▶ _Data to examine_
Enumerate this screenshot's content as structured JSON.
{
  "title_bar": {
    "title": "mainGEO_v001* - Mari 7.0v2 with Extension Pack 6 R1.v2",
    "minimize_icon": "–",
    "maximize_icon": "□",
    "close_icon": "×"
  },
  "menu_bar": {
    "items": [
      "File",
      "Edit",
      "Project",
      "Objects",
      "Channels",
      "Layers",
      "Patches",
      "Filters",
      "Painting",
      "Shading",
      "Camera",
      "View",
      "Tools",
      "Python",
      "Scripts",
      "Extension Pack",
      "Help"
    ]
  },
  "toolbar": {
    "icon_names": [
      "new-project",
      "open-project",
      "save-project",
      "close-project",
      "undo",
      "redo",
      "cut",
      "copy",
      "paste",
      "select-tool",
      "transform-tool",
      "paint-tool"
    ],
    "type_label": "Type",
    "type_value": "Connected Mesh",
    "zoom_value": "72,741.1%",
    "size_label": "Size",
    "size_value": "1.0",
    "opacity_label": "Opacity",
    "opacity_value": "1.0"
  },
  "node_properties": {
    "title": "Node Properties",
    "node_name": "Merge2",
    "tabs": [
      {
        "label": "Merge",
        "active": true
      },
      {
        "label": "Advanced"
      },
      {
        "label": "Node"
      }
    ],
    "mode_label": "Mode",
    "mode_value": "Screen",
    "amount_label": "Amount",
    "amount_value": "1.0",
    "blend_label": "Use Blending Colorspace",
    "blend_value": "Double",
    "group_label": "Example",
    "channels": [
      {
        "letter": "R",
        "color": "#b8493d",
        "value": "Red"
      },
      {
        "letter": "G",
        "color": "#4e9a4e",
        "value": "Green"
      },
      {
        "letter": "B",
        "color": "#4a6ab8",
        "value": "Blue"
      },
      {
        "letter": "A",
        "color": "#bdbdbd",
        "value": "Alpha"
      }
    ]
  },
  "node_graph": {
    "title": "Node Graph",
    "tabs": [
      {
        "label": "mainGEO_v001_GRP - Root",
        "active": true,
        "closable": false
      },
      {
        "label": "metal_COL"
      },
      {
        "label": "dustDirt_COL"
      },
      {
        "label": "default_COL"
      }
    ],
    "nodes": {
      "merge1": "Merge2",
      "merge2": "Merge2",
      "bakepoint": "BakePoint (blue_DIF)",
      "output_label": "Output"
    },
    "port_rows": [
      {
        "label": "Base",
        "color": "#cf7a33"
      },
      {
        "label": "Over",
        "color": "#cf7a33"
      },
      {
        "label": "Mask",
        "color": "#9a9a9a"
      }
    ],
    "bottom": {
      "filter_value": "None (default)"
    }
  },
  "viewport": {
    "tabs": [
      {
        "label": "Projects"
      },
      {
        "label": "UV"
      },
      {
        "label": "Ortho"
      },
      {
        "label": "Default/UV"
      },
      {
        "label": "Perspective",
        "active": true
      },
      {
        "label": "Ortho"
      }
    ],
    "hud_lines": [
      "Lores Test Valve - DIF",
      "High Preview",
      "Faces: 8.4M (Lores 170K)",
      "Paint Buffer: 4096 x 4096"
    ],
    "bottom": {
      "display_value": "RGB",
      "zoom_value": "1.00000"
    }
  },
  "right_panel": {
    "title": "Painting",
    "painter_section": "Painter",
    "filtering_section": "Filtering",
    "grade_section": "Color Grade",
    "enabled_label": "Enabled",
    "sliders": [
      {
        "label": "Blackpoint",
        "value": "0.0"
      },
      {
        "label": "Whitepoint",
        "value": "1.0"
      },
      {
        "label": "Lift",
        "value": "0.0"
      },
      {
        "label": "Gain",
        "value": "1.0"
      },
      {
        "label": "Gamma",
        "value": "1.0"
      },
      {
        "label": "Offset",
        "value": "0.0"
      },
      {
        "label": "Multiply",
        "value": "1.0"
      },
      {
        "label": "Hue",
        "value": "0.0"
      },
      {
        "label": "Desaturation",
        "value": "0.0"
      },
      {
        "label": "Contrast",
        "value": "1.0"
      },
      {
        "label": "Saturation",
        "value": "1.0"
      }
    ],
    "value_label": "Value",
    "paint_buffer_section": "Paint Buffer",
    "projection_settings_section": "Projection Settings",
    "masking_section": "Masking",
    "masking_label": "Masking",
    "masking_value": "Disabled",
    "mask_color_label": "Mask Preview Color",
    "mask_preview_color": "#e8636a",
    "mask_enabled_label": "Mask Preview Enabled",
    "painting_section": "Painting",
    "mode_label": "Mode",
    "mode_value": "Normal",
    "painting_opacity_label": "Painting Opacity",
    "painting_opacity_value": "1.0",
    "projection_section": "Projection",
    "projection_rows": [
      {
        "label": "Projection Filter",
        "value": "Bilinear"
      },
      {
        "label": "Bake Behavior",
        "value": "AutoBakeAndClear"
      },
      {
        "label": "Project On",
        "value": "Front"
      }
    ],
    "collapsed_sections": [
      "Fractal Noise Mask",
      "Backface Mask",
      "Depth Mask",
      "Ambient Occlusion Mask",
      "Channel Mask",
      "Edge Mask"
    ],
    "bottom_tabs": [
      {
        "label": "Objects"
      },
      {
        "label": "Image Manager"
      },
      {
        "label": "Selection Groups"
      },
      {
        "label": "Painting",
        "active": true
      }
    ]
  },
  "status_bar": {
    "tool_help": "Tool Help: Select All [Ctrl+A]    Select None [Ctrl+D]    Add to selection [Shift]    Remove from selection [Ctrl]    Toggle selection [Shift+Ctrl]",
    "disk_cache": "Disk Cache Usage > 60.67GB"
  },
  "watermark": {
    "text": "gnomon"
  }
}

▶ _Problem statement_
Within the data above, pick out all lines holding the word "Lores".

▶ _Output of the exercise_
      "Lores Test Valve - DIF",
      "Faces: 8.4M (Lores 170K)",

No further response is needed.